Jin sucked thoughtfully on the red finger; Stone turned away with a retching noise. “Hate crimes are usually associated with hate groups,” she mused. “But hate crimes against hate groups? Are there anti-hate-group groups? Is anyone missing from the local offices of the NAACP?”

“It’s not a hate crime if it’s against a hate group,” said Stone.

“Now you’re thinking like them,” Jin said darkly.

“Like who? The NAACP?”

“No,” said Jin. “You didn’t answer my question.”

“You didn’t answer my question.”

“You didn’t answer my question first.”

“They’re not going to tell us,” Stone said, as though reminding a child which shoe goes on which foot.

“The NAACP? Please, give me a pliers and five minutes with an intern and I’ll get the social security numbers of those people’s super PAC donors, hippies have no spine whatsoever in the clutch—”

“Not the NAACP, the department.”

“There’s your answer.”


“Shut up, rookie. Call it in.”

“You’re the rookie!”

“Yes, that’s what they keep telling you, isn’t it?” Jin murmured.
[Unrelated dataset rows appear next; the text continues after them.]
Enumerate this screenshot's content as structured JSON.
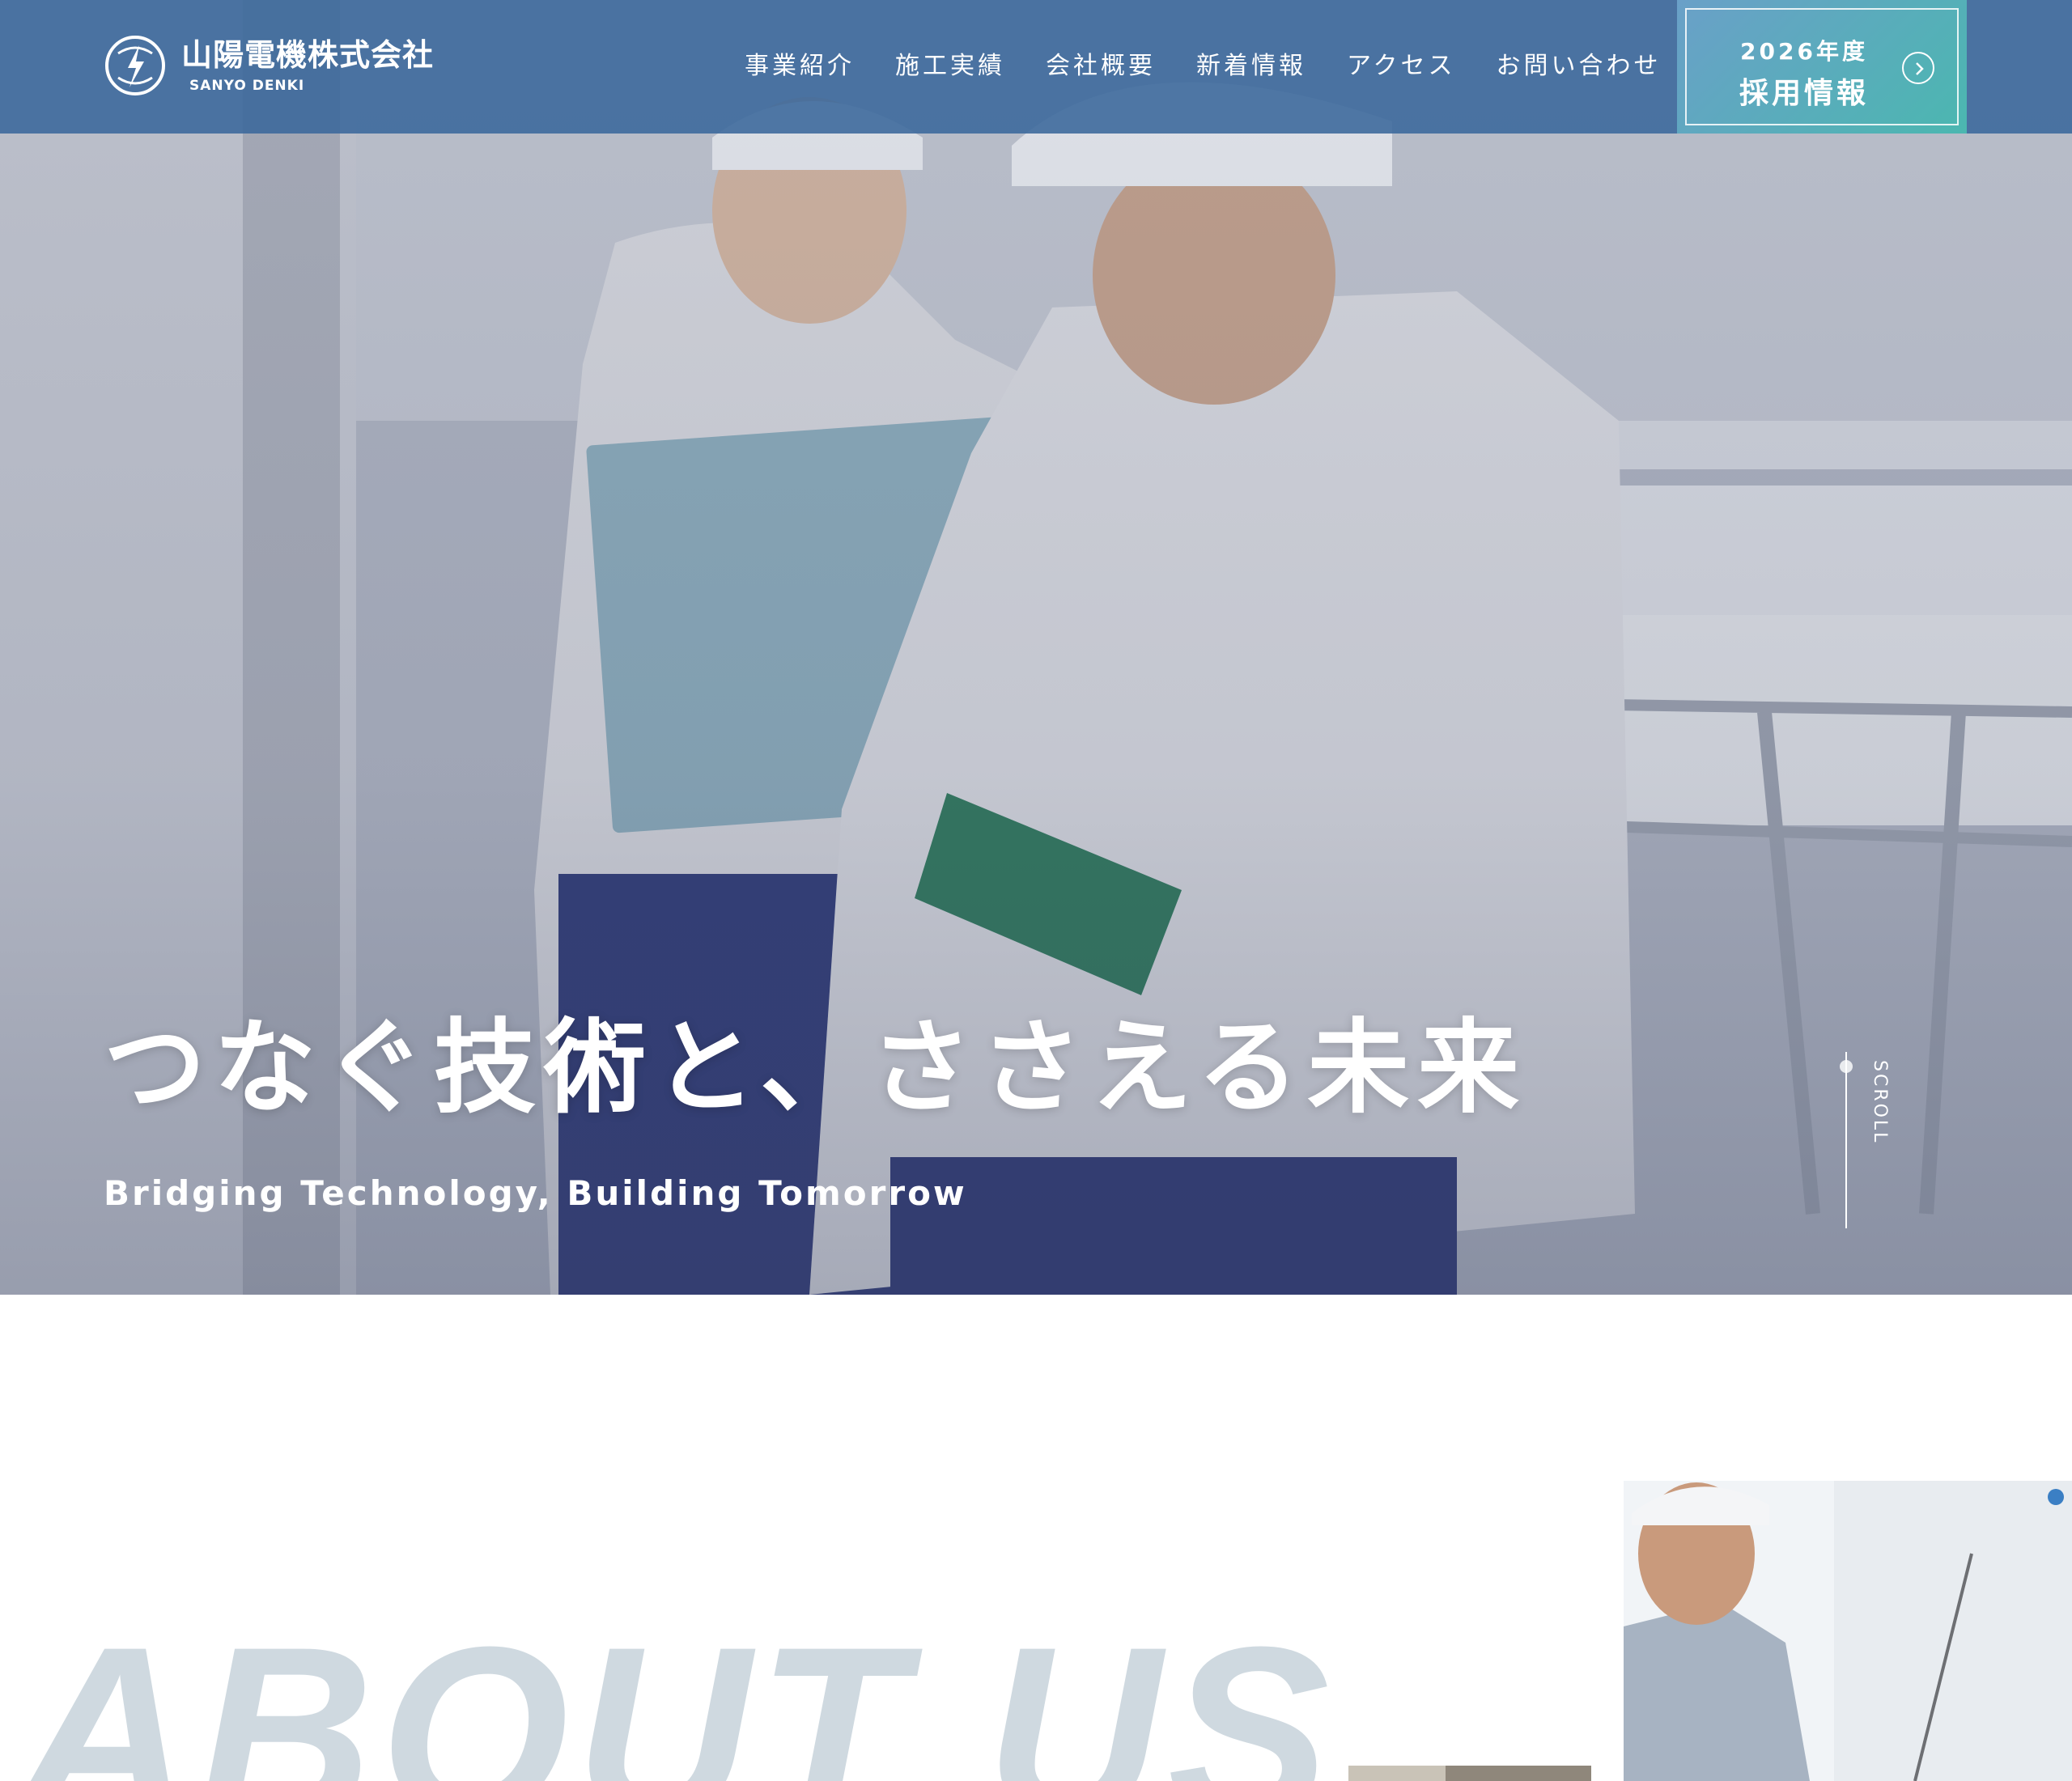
{
  "header": {
    "logo": {
      "name_jp": "山陽電機株式会社",
      "name_en": "SANYO DENKI"
    },
    "nav": [
      {
        "label": "事業紹介"
      },
      {
        "label": "施工実績"
      },
      {
        "label": "会社概要"
      },
      {
        "label": "新着情報"
      },
      {
        "label": "アクセス"
      },
      {
        "label": "お問い合わせ"
      }
    ],
    "recruit": {
      "year": "2026年度",
      "label": "採用情報"
    }
  },
  "hero": {
    "title": "つなぐ技術と、ささえる未来",
    "subtitle": "Bridging Technology, Building Tomorrow",
    "scroll": "SCROLL"
  },
  "about": {
    "bg_text": "ABOUT US"
  },
  "colors": {
    "header_bg": "#3a689b",
    "recruit_gradient_start": "#6aa0c8",
    "recruit_gradient_end": "#4bb7b0",
    "about_bg_text": "#cfd9e0"
  }
}
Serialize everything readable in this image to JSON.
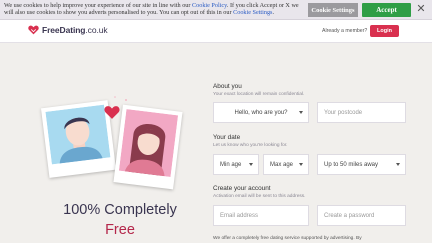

She pursed her lips and made an odd sucking noise with her closed mouth. “Ah, that’s what I wanted to hear.”


“They haven’t locked me out of all the databases yet,” she said, almost dreamily. “This is living, Stone. This is how real work gets done. No janky intranet, no keyboards dusted with Cheeto pollen and lacquered with donut cum, no eight-inch monitor inside a three-ton cubical box with pixels the size of cold sores. How is it you people don’t hang yourselves with your own viscera every Goddamn day?”

the wattpad experiment

A couple of weeks back, I wrote about Wattpad. Since then I’ve published the stories that Amazon still hasn’t price-matched, but I’ve been a little bit reluctant to post new work, or work that’s for sale elsewhere. But I’m now far enough along with a work in progress that I think it’s worth doing.

For those who care about the “business” angle, the work in progress is a novelette or novella (it’s not done, so I’m not sure) set in the world of THE DANDELION KNIGHT, titled “Dispatch from a Colored Room.” I don’t intend ever to sell it; its role is to be a free introduction to the series. The Wattpad version will be somewhat unpolished, but I will assuredly post it to my various ebook retailers and try to make it free as soon as it’s actually done. So those of you who don’t have Wattpad accounts can wait for that, although I wish you wouldn’t. To encourage you to follow along, here are the cover and an excerpt:


They do not teach you, in the offices of Dawnroad Bank, how much it strains your credibility with clients when you’re standing on their doorstep shivering hard enough that you’re actually a little out of breath from it. Dawnroad Bank does not often pay personal visits to clients in the boondocks of the sinistral sixth. But Dawnroad Bank never leaves money on the table.

Think about where that’s gotten them now, when the skies are split like the bellies of week-drowned rats and you can’t take a bite of bread without gritting your teeth on black bone-ash.

Some of you are going to want me to get to the point. You know that’s not how it works. Who’s here tonight? I see Aurea Laclois, the only woman in this room brave enough to admit she’s whored to live so she could walk this stage; I see Ambrose Chrysaor, who still can’t talk after a Champion nearly strangled him backstage for the crime of playing his part too well. Everyone here has suffered something like, and not for any “point,” because any geometer will tell you that a point is defined as nothing. A thousand points adds up to empty space. And you’re here, listening to me, because you know it.

field work

Yesterday I did a little bit of field work for THE EIGHTH KING at the Princeton University art museum, which has an amazing collection of (among other things) Chinese art:

The Princeton art museum.

At the Princeton art museum, w/colleague.

Chinese temple guardian

Chinese temple guardian.

Another temple guardian.

Another temple guardian.

Tomb figurines.

Tomb figurines.



Fantastical animals.

Fantastical animals.